Meth-gators: Tennessee Police Ask Residents to Stop Flushing Drugs Down the Toilet—'Enough Methed up Animals'

Over the weekend, police in Tennessee asked locals not to flush their drugs down the toilet for fear of turning alligators into "meth-gators."

After officers witnessed a suspect try and dispose of methamphetamine in a lavatory, the Loretto Police Department warned residents on social media that such actions could create "methed up animals," CNN reported.

Police shared the advice on Facebook, writing: "Now our sewer guys take great pride in releasing water that is cleaner than what is in the creek, but they are not really prepared for meth.

"Ducks, Geese, and other fowl frequent our treatment ponds and we shudder to think what one all hyped up on meth would do. Furthermore, if it made it far enough we could create meth-gators in Shoal Creek and the Tennessee River down in North Alabama. They've had enough methed up animals the past few weeks without our help."

Police said they can destroy any drugs safely—without putting critters at risk.

Meth, Alligator
File photo: An alligator is pictured. A Tennessee police department recently warned residents not to flush drugs down the toilet as they may affect animals. Getty

Scientists think that drugs flushed down the toilet could be making their way into the environment and affecting animal populations, The Guardian previously noted.

Studies published in a 2014 special issue of Philosophical Transactions of the Royal Society B showed contamination from pharmaceuticals may impact a number of animals. Some fish may be affected by lingering traces of birth control pills, and some birds' feeding habits may change after exposure to a common antidepressant, for example.

Scientists have recently found Illicit drugs and other pharmaceuticals in shellfish. A group of researchers found cocaine, ketamine and tramadol, an opioid medication, in the U.K.'s shrimp. They published their research in the journal Environment International. The team think the cocaine found its way into shrimp via sewer leakages or overflows.

Lead study author Thomas Miller from King's College London, commented: "Although concentrations were low, we were able to identify compounds that might be of concern to the environment and crucially, which might pose a risk to wildlife."

He added any effect of the drug contamination would likely be small in most cases.

In the U.S., scientists with the Washington Department of Fish and Wildlife recently found traces of an opioid medication in mussels. Researchers found oxycodone in mussels from the Seattle and Bremerton harbor areas of the Puget Sound. They also discovered traces of a chemotherapy drug.

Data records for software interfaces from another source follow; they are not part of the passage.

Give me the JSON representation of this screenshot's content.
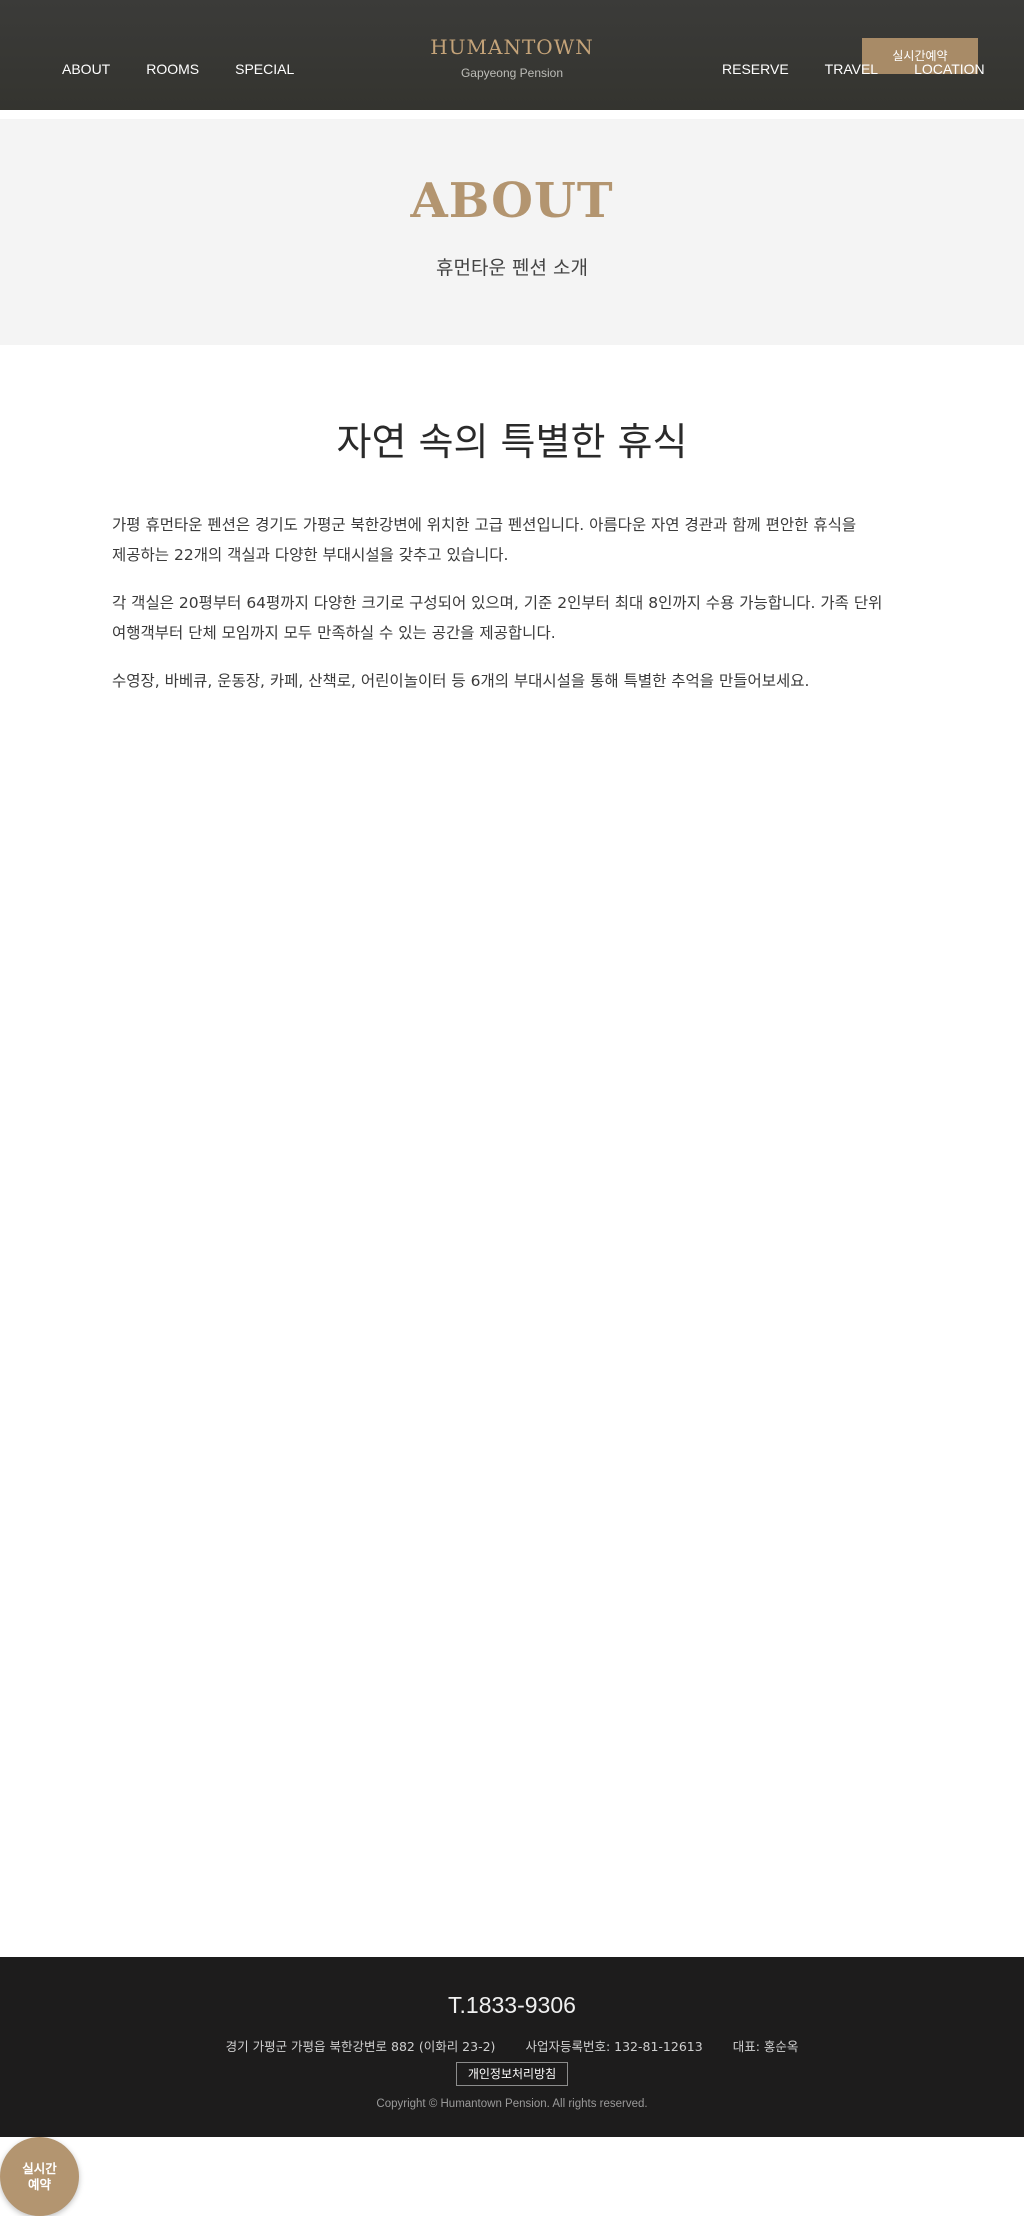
{
  "header": {
    "nav_left": [
      "ABOUT",
      "ROOMS",
      "SPECIAL"
    ],
    "nav_right": [
      "RESERVE",
      "TRAVEL",
      "LOCATION"
    ],
    "logo_title": "HUMANTOWN",
    "logo_subtitle": "Gapyeong Pension",
    "reserve_button": "실시간예약"
  },
  "hero": {
    "title": "ABOUT",
    "subtitle": "휴먼타운 펜션 소개"
  },
  "content": {
    "heading": "자연 속의 특별한 휴식",
    "paragraphs": [
      "가평 휴먼타운 펜션은 경기도 가평군 북한강변에 위치한 고급 펜션입니다. 아름다운 자연 경관과 함께 편안한 휴식을 제공하는 22개의 객실과 다양한 부대시설을 갖추고 있습니다.",
      "각 객실은 20평부터 64평까지 다양한 크기로 구성되어 있으며, 기준 2인부터 최대 8인까지 수용 가능합니다. 가족 단위 여행객부터 단체 모임까지 모두 만족하실 수 있는 공간을 제공합니다.",
      "수영장, 바베큐, 운동장, 카페, 산책로, 어린이놀이터 등 6개의 부대시설을 통해 특별한 추억을 만들어보세요."
    ]
  },
  "footer": {
    "phone": "T.1833-9306",
    "address": "경기 가평군 가평읍 북한강변로 882 (이화리 23-2)",
    "business_number": "사업자등록번호: 132-81-12613",
    "representative": "대표: 홍순옥",
    "privacy_link": "개인정보처리방침",
    "copyright": "Copyright © Humantown Pension. All rights reserved."
  },
  "floating_button": {
    "line1": "실시간",
    "line2": "예약"
  },
  "colors": {
    "header_bg": "#383836",
    "accent_gold": "#b39570",
    "hero_bg": "#f4f4f4",
    "footer_bg": "#1d1c1c"
  }
}
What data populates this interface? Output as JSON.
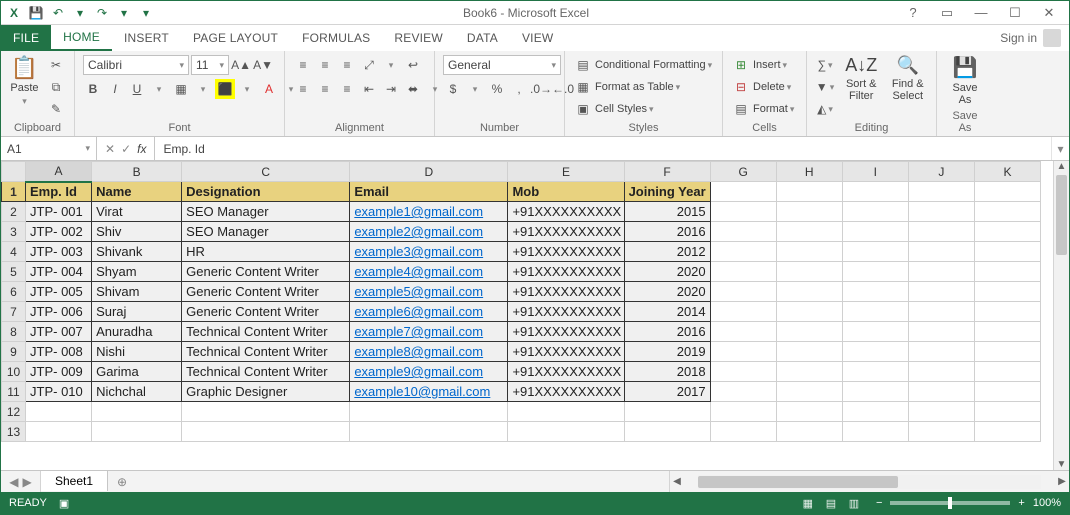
{
  "window": {
    "title": "Book6 - Microsoft Excel"
  },
  "qat": {
    "save": "save",
    "undo": "undo",
    "redo": "redo"
  },
  "tabs": {
    "file": "FILE",
    "home": "HOME",
    "insert": "INSERT",
    "pagelayout": "PAGE LAYOUT",
    "formulas": "FORMULAS",
    "review": "REVIEW",
    "data": "DATA",
    "view": "VIEW",
    "signin": "Sign in"
  },
  "ribbon": {
    "clipboard": {
      "paste": "Paste",
      "label": "Clipboard"
    },
    "font": {
      "name": "Calibri",
      "size": "11",
      "label": "Font"
    },
    "alignment": {
      "label": "Alignment"
    },
    "number": {
      "format": "General",
      "label": "Number"
    },
    "styles": {
      "cond": "Conditional Formatting",
      "table": "Format as Table",
      "cell": "Cell Styles",
      "label": "Styles"
    },
    "cells": {
      "insert": "Insert",
      "delete": "Delete",
      "format": "Format",
      "label": "Cells"
    },
    "editing": {
      "sort": "Sort & Filter",
      "find": "Find & Select",
      "label": "Editing"
    },
    "saveas": {
      "save": "Save As",
      "label": "Save As"
    }
  },
  "formulaBar": {
    "cellRef": "A1",
    "formula": "Emp. Id"
  },
  "columns": [
    "A",
    "B",
    "C",
    "D",
    "E",
    "F",
    "G",
    "H",
    "I",
    "J",
    "K"
  ],
  "headerRow": [
    "Emp. Id",
    "Name",
    "Designation",
    "Email",
    "Mob",
    "Joining Year"
  ],
  "data": [
    {
      "id": "JTP- 001",
      "name": "Virat",
      "desig": "SEO Manager",
      "email": "example1@gmail.com",
      "mob": "+91XXXXXXXXXX",
      "year": "2015"
    },
    {
      "id": "JTP- 002",
      "name": "Shiv",
      "desig": "SEO Manager",
      "email": "example2@gmail.com",
      "mob": "+91XXXXXXXXXX",
      "year": "2016"
    },
    {
      "id": "JTP- 003",
      "name": "Shivank",
      "desig": "HR",
      "email": "example3@gmail.com",
      "mob": "+91XXXXXXXXXX",
      "year": "2012"
    },
    {
      "id": "JTP- 004",
      "name": "Shyam",
      "desig": "Generic Content Writer",
      "email": "example4@gmail.com",
      "mob": "+91XXXXXXXXXX",
      "year": "2020"
    },
    {
      "id": "JTP- 005",
      "name": "Shivam",
      "desig": "Generic Content Writer",
      "email": "example5@gmail.com",
      "mob": "+91XXXXXXXXXX",
      "year": "2020"
    },
    {
      "id": "JTP- 006",
      "name": "Suraj",
      "desig": "Generic Content Writer",
      "email": "example6@gmail.com",
      "mob": "+91XXXXXXXXXX",
      "year": "2014"
    },
    {
      "id": "JTP- 007",
      "name": "Anuradha",
      "desig": "Technical Content Writer",
      "email": "example7@gmail.com",
      "mob": "+91XXXXXXXXXX",
      "year": "2016"
    },
    {
      "id": "JTP- 008",
      "name": "Nishi",
      "desig": "Technical Content Writer",
      "email": "example8@gmail.com",
      "mob": "+91XXXXXXXXXX",
      "year": "2019"
    },
    {
      "id": "JTP- 009",
      "name": "Garima",
      "desig": "Technical Content Writer",
      "email": "example9@gmail.com",
      "mob": "+91XXXXXXXXXX",
      "year": "2018"
    },
    {
      "id": "JTP- 010",
      "name": "Nichchal",
      "desig": "Graphic Designer",
      "email": "example10@gmail.com",
      "mob": "+91XXXXXXXXXX",
      "year": "2017"
    }
  ],
  "sheets": {
    "active": "Sheet1"
  },
  "status": {
    "ready": "READY",
    "zoom": "100%"
  }
}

Scientists speculated the drugs made their way into the Sound via wastewater treatment plants. Biologist Jennifer Lanksbury commented: "Hopefully our data shows what's out there and can get the process started for cleaning up our waters."